━━ DATA FOR REVIEW

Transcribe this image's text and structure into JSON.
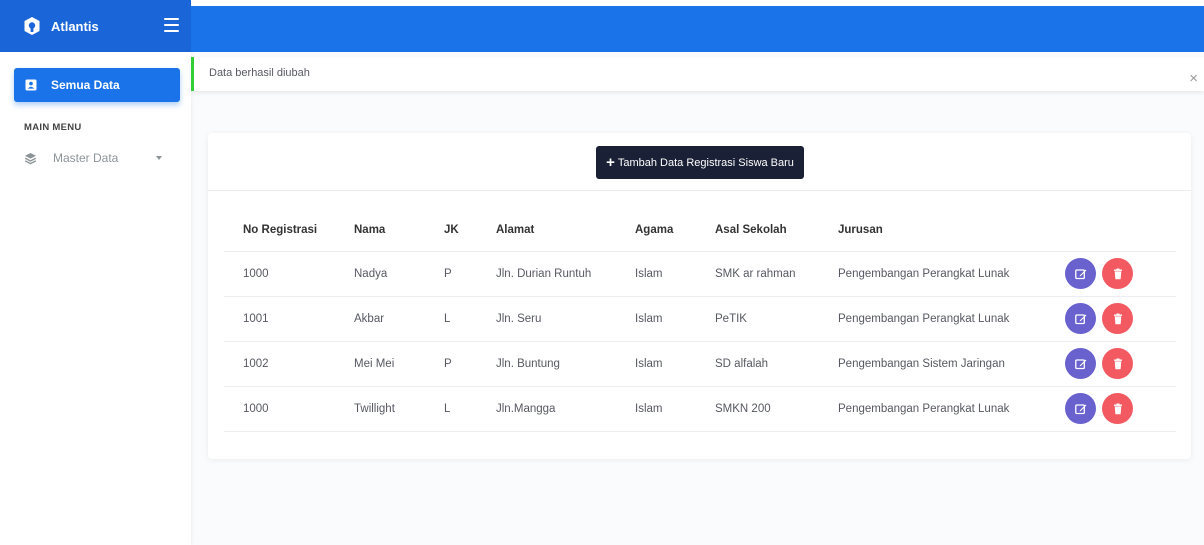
{
  "brand": {
    "name": "Atlantis"
  },
  "sidebar": {
    "active_item": "Semua Data",
    "section_title": "MAIN MENU",
    "items": [
      {
        "label": "Master Data"
      }
    ]
  },
  "alert": {
    "message": "Data berhasil diubah",
    "close": "×"
  },
  "card": {
    "add_button": "Tambah Data Registrasi Siswa Baru"
  },
  "table": {
    "columns": [
      "No Registrasi",
      "Nama",
      "JK",
      "Alamat",
      "Agama",
      "Asal Sekolah",
      "Jurusan"
    ],
    "rows": [
      [
        "1000",
        "Nadya",
        "P",
        "Jln. Durian Runtuh",
        "Islam",
        "SMK ar rahman",
        "Pengembangan Perangkat Lunak"
      ],
      [
        "1001",
        "Akbar",
        "L",
        "Jln. Seru",
        "Islam",
        "PeTIK",
        "Pengembangan Perangkat Lunak"
      ],
      [
        "1002",
        "Mei Mei",
        "P",
        "Jln. Buntung",
        "Islam",
        "SD alfalah",
        "Pengembangan Sistem Jaringan"
      ],
      [
        "1000",
        "Twillight",
        "L",
        "Jln.Mangga",
        "Islam",
        "SMKN 200",
        "Pengembangan Perangkat Lunak"
      ]
    ]
  },
  "colors": {
    "primary": "#1a73e8",
    "header": "#1a66d9",
    "dark": "#1a2035",
    "edit": "#6861ce",
    "delete": "#f25961",
    "success": "#31ce36"
  },
  "icons": {
    "logo": "atlantis-logo-icon",
    "menu": "hamburger-icon",
    "active_item": "id-card-icon",
    "master": "layers-icon",
    "edit": "edit-icon",
    "delete": "trash-icon"
  }
}
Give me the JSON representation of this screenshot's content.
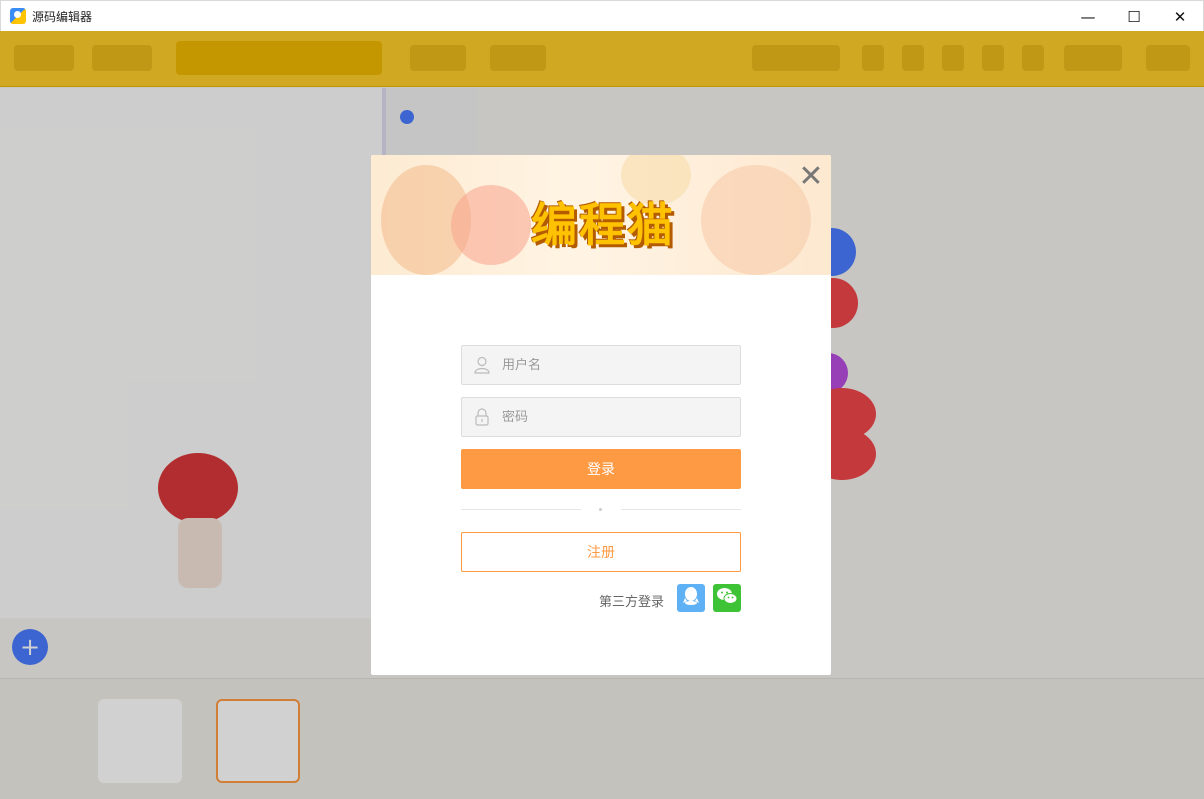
{
  "window": {
    "title": "源码编辑器",
    "controls": {
      "minimize": "—",
      "maximize": "☐",
      "close": "✕"
    }
  },
  "login_modal": {
    "logo_text": "编程猫",
    "close_symbol": "✕",
    "username_placeholder": "用户名",
    "password_placeholder": "密码",
    "login_label": "登录",
    "register_label": "注册",
    "third_party_label": "第三方登录",
    "third_party_providers": [
      "qq-icon",
      "wechat-icon"
    ]
  },
  "colors": {
    "primary": "#ff9a44",
    "toolbar": "#ffcd2a",
    "qq": "#5fb1f5",
    "wechat": "#3ec337"
  }
}
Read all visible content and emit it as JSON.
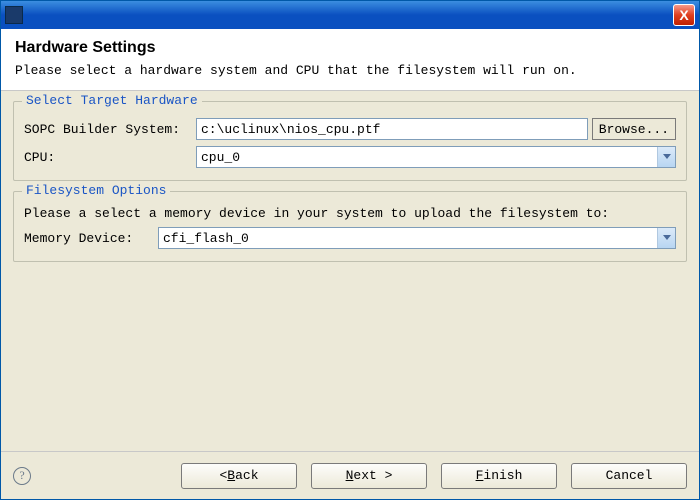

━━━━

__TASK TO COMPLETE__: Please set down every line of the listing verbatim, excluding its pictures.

__RESPONSE BOX__:
Transcribe this image's text and structure into JSON.
{
  "brand": {
    "name": "Atlantis"
  },
  "sidebar": {
    "active_item": "Semua Data",
    "section_title": "MAIN MENU",
    "items": [
      {
        "label": "Master Data"
      }
    ]
  },
  "alert": {
    "message": "Data berhasil diubah",
    "close": "×"
  },
  "card": {
    "add_button": "Tambah Data Registrasi Siswa Baru"
  },
  "table": {
    "columns": [
      "No Registrasi",
      "Nama",
      "JK",
      "Alamat",
      "Agama",
      "Asal Sekolah",
      "Jurusan"
    ],
    "rows": [
      [
        "1000",
        "Nadya",
        "P",
        "Jln. Durian Runtuh",
        "Islam",
        "SMK ar rahman",
        "Pengembangan Perangkat Lunak"
      ],
      [
        "1001",
        "Akbar",
        "L",
        "Jln. Seru",
        "Islam",
        "PeTIK",
        "Pengembangan Perangkat Lunak"
      ],
      [
        "1002",
        "Mei Mei",
        "P",
        "Jln. Buntung",
        "Islam",
        "SD alfalah",
        "Pengembangan Sistem Jaringan"
      ],
      [
        "1000",
        "Twillight",
        "L",
        "Jln.Mangga",
        "Islam",
        "SMKN 200",
        "Pengembangan Perangkat Lunak"
      ]
    ]
  },
  "colors": {
    "primary": "#1a73e8",
    "header": "#1a66d9",
    "dark": "#1a2035",
    "edit": "#6861ce",
    "delete": "#f25961",
    "success": "#31ce36"
  },
  "icons": {
    "logo": "atlantis-logo-icon",
    "menu": "hamburger-icon",
    "active_item": "id-card-icon",
    "master": "layers-icon",
    "edit": "edit-icon",
    "delete": "trash-icon"
  }
}
Give me the JSON representation of this screenshot's content.
{
  "window": {
    "title": "源码编辑器",
    "controls": {
      "minimize": "—",
      "maximize": "☐",
      "close": "✕"
    }
  },
  "login_modal": {
    "logo_text": "编程猫",
    "close_symbol": "✕",
    "username_placeholder": "用户名",
    "password_placeholder": "密码",
    "login_label": "登录",
    "register_label": "注册",
    "third_party_label": "第三方登录",
    "third_party_providers": [
      "qq-icon",
      "wechat-icon"
    ]
  },
  "colors": {
    "primary": "#ff9a44",
    "toolbar": "#ffcd2a",
    "qq": "#5fb1f5",
    "wechat": "#3ec337"
  }
}
Read all visible content and emit it as JSON.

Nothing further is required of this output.